Privatisation set to move up a gear this year
- The centre, set up with SR300m, has been tasked with setting policy and programmes for privatisation projects and public-private partnerships, as well as training personnel
- A Riyadh-based equity analyst expects healthcare and education to be the first sectors to be tackled
- The privatisation office will build on Saudi Arabia’s 2002 privatisation programme
The launch of the National Centre for Privatisation is a milestone in Riyadh’s privatisation plan
There is relief on the horizon for Saudi Arabia, the biggest Middle Eastern economy, as oil prices edge up on the back of the Opec and non-Opec production cut deal. Oil is, after all, still the main source of income for Riyadh.
However, the National Transformation Programme (NTP), revealed by Deputy Crown Prince Mohammed bin Salman al-Saud in late April, is expected to radically overhaul the country’s economy as well as how it conducts business and manages its finances.
Subsidy cuts, tax rises, a government efficiency drive and efforts to spur private sector investment are already bearing fruit and combined with the rationalisation of project spending, the budget deficit is set to narrow in 2017.

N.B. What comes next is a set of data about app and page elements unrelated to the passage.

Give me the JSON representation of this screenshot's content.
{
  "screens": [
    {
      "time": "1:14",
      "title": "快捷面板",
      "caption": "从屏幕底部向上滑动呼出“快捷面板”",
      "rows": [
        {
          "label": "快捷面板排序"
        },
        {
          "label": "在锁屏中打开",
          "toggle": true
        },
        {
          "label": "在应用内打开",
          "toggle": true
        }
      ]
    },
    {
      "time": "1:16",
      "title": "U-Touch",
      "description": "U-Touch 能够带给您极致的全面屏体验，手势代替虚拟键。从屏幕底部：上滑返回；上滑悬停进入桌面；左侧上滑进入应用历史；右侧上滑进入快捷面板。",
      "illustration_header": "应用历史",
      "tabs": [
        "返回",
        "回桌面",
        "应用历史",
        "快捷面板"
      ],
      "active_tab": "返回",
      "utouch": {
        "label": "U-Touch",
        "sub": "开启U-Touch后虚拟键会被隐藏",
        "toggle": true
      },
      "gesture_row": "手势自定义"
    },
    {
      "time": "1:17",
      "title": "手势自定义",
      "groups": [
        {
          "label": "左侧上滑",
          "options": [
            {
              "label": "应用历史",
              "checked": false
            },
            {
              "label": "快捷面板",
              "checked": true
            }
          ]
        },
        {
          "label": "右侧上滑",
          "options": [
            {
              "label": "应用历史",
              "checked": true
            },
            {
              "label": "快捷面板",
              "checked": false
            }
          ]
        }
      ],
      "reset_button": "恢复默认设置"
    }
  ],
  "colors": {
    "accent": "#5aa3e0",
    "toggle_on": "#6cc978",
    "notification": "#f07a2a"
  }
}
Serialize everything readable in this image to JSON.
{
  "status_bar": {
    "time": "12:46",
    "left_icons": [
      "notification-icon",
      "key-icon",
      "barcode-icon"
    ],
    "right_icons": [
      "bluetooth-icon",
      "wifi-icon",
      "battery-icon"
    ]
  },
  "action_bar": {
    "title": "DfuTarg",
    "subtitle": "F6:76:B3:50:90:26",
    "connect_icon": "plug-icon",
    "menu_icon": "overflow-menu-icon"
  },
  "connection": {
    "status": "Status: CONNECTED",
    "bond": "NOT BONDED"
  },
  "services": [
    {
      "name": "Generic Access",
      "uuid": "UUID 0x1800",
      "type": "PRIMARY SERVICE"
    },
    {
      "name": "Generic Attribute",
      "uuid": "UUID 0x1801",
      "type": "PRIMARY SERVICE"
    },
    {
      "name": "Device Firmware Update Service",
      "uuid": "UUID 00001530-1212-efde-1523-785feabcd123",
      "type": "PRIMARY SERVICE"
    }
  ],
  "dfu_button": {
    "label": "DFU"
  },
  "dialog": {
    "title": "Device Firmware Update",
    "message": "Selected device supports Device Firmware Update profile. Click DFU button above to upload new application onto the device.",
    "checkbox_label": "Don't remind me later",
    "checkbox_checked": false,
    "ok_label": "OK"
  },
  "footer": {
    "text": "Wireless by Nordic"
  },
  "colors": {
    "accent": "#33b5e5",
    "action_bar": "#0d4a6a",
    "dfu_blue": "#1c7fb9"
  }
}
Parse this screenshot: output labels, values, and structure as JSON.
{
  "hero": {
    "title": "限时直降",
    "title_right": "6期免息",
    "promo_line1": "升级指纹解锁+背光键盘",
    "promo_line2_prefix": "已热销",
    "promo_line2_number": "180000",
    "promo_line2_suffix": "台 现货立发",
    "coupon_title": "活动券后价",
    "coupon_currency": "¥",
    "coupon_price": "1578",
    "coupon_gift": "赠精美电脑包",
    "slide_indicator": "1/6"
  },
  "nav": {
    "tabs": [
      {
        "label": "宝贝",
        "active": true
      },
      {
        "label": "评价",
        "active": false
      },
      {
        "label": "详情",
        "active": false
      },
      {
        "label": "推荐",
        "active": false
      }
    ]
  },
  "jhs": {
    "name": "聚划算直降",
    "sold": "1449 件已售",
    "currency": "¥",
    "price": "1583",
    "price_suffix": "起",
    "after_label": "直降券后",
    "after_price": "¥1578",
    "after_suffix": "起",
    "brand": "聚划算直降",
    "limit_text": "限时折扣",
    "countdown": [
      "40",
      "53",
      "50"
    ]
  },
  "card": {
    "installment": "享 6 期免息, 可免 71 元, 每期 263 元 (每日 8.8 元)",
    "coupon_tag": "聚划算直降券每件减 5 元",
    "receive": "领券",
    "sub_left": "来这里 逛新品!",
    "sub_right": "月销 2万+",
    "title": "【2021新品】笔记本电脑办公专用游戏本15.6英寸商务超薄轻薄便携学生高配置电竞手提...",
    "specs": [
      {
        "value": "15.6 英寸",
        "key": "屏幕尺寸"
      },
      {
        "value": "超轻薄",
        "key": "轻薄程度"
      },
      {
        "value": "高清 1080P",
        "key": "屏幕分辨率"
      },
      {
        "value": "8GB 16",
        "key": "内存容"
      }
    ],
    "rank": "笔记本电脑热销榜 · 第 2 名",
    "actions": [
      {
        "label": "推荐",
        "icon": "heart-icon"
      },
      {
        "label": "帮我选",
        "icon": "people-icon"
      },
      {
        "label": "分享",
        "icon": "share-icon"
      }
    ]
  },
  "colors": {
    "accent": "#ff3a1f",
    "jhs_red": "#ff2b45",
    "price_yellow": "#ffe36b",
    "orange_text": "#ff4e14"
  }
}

The Finance Ministry expects to bring the deficit down to $52.8bn this year, compared with $87bn in 2016.
Progress has been slower on the proposed sale of state assets, which many believe to be key to the country’s economic transformation and a vital source of much-needed alternative revenue for Riyadh.

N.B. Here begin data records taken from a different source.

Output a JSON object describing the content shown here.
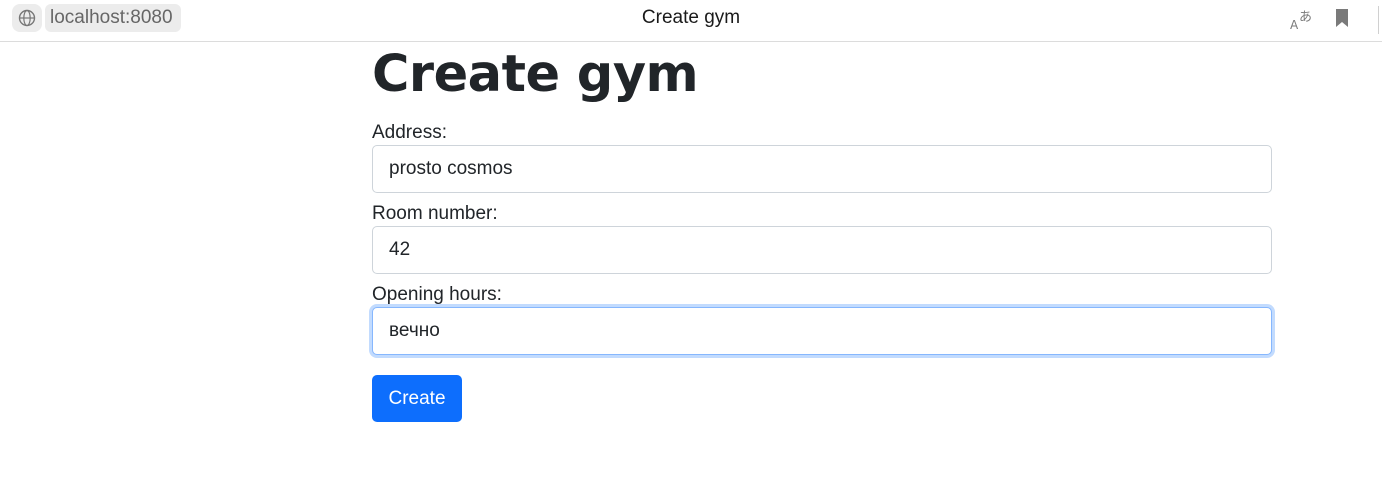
{
  "browser": {
    "url": "localhost:8080",
    "tab_title": "Create gym"
  },
  "page": {
    "heading": "Create gym",
    "fields": [
      {
        "label": "Address:",
        "value": "prosto cosmos"
      },
      {
        "label": "Room number:",
        "value": "42"
      },
      {
        "label": "Opening hours:",
        "value": "вечно"
      }
    ],
    "submit_label": "Create"
  },
  "colors": {
    "primary": "#0d6efd",
    "focus_border": "#86b7fe",
    "text": "#212529"
  },
  "icons": [
    "site-info-icon",
    "translate-icon",
    "bookmark-icon"
  ]
}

Saudi Arabia made global headlines in January last year, when Prince Mohammed unveiled plans to sell up to 5 per cent of Saudi Aramco’s shares and list the oil major on the Saudi bourse and an as-yet-undetermined international exchange. With Aramco’s valuation of $2 trillion, the sale could fetch the kingdom $100bn.
Later, in March 2016, sources told MEED Riyadh had identified about 146 state-owned entities that could be privatised or sold to the public. This list included subsidiaries of core government ministries and government-related entities.
Statements from the Ministry of Energy, Industry & Mineral Resources and Aramco officials suggest the oil giant’s public offering is still on track for 2018. And there have been unconfirmed reports Aramco is planning to open up its accounts to investors, by publishing its 2017 financial results and those for 2015 and 2016.
As for the other entities due to be privatised, the UK’s HSBC has been appointed to advise on plans to float the Saudi Stock Exchange (Tadawul) and Saudi Grains Organisation (SAGO), a state-controlled grain silos and flour mills operator. The bourse, the biggest in the region by market capitalisation, is slated for privatisation in 2018 and it would become the second stock exchange to be listed in the region along with Dubai Financial Market. But no indication has been given on the timeline for the share sale of SAGO. Likewise, there has been no news regarding Saudi Ports Authority, which operates the kingdom’s nine commercial ports and was another government entity considered for privatisation.
Progress should accelerate, however, following the launch in late 2016 of the National Centre for Privatisation as an affiliate to the Ministry of Economy & Planning. The centre, set up with SR300m, has been tasked with setting policy and programmes for privatisation projects and public-private partnerships (PPPs), as well as training personnel. Saudi Arabia’s 2017 budget statement says this year the centre will be considering privatisation initiatives in various sectors such as public utilities, sports, healthcare, education, transport and municipal services. It adds that government agencies have laid out 85 opportunities and projects for cooperation between public and private sectors.
A Riyadh-based equity analyst expects healthcare and education to be the first sectors to be tackled. “These are obviously the first two things you will privatise because they take up about 20-30 per cent of government expenditure,” he says. Local media reports say some 295 hospitals and 2,259 healthcare centres could come to be operated by the private sector by 2030.
The privatisation office will build on Saudi Arabia’s 2002 privatisation programme, which resulted in the stock market flotation of Saudi Telecom Company and Saudi Electricity Company (SEC). Although a separate transmission company, National Grid, was established in 2012, the planned complete unbundling of SEC and the privatisation of Saline Water Conversion Corporation did not materialise.
But there is strong commitment within the utility industry to press ahead with these reforms aimed at encouraging competition, and plans to separate out SEC’s generation plants into four companies for privatisation now finally look set to move forward. In December, MEED reported shares in the entities will be sold through initial public offerings (IPOs) and the aim is to bring the first generation company to the market this year. A separate distribution company is also due to be established.
There is a strong argument for selling off power and water assets, hospitals and schools as private ownership should result in increased competition and more efficient operations. But the case for selling a stake in Aramco, one of the world’s most closely-held companies, is less clear cut.
With oil prices nudging up, there is growing speculation in the market that Riyadh might not go ahead with the share sale; there is now less of a need for it to expose its crown jewel, which has been the main revenue-earner for the kingdom for the past eight decades, to investor scrutiny and public accountability.